RECORD EXTRACTS: Begin

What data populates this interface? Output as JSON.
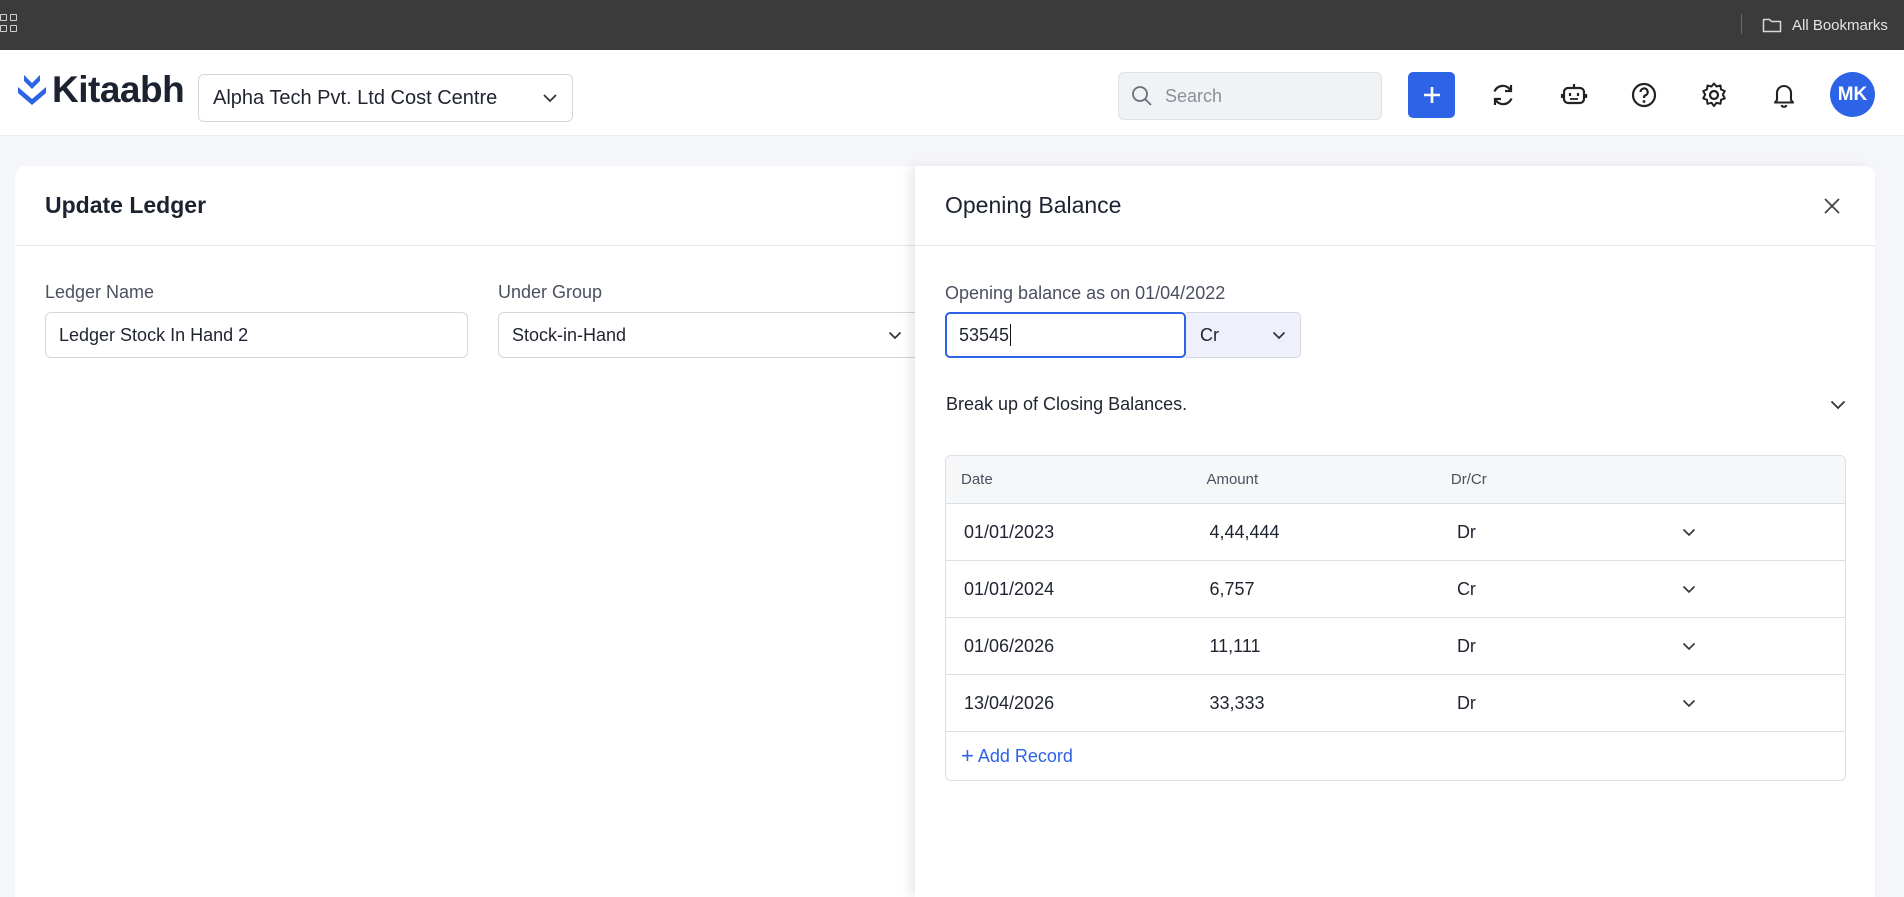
{
  "browser": {
    "bookmarks_label": "All Bookmarks"
  },
  "header": {
    "logo_text": "Kitaabh",
    "company": "Alpha Tech Pvt. Ltd Cost Centre",
    "search_placeholder": "Search",
    "avatar_initials": "MK",
    "accent_color": "#2d63e6",
    "icons": [
      "plus-icon",
      "refresh-icon",
      "bot-icon",
      "help-icon",
      "gear-icon",
      "bell-icon"
    ]
  },
  "ledger": {
    "title": "Update Ledger",
    "name_label": "Ledger Name",
    "name_value": "Ledger Stock In Hand 2",
    "group_label": "Under Group",
    "group_value": "Stock-in-Hand"
  },
  "opening_balance": {
    "title": "Opening Balance",
    "label": "Opening balance as on 01/04/2022",
    "amount": "53545",
    "type": "Cr",
    "breakup_title": "Break up of Closing Balances.",
    "columns": [
      "Date",
      "Amount",
      "Dr/Cr"
    ],
    "rows": [
      {
        "date": "01/01/2023",
        "amount": "4,44,444",
        "drcr": "Dr"
      },
      {
        "date": "01/01/2024",
        "amount": "6,757",
        "drcr": "Cr"
      },
      {
        "date": "01/06/2026",
        "amount": "11,111",
        "drcr": "Dr"
      },
      {
        "date": "13/04/2026",
        "amount": "33,333",
        "drcr": "Dr"
      }
    ],
    "add_record": "Add Record"
  }
}
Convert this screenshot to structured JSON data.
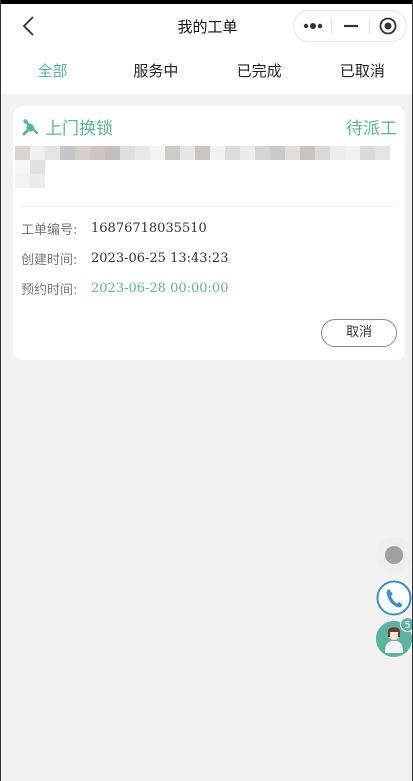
{
  "navbar": {
    "title": "我的工单"
  },
  "tabs": [
    {
      "label": "全部",
      "active": true
    },
    {
      "label": "服务中",
      "active": false
    },
    {
      "label": "已完成",
      "active": false
    },
    {
      "label": "已取消",
      "active": false
    }
  ],
  "order": {
    "service_type": "上门换锁",
    "status": "待派工",
    "fields": [
      {
        "label": "工单编号:",
        "value": "16876718035510",
        "highlight": false
      },
      {
        "label": "创建时间:",
        "value": "2023-06-25 13:43:23",
        "highlight": false
      },
      {
        "label": "预约时间:",
        "value": "2023-06-28 00:00:00",
        "highlight": true
      }
    ],
    "cancel_label": "取消"
  },
  "floating": {
    "badge_count": "5"
  },
  "colors": {
    "accent": "#5bb3a0",
    "background": "#f2f2f2"
  },
  "icons": {
    "back": "chevron-left-icon",
    "more": "more-dots-icon",
    "minimize": "minus-icon",
    "close": "target-circle-icon",
    "wrench": "wrench-icon",
    "record": "record-dot-icon",
    "phone": "phone-icon",
    "service": "customer-service-avatar-icon"
  }
}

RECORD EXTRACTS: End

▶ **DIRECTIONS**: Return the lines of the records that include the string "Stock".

▶ **OUTPUT OF THE TASK**:
    "name_value": "Ledger Stock In Hand 2",
    "group_value": "Stock-in-Hand"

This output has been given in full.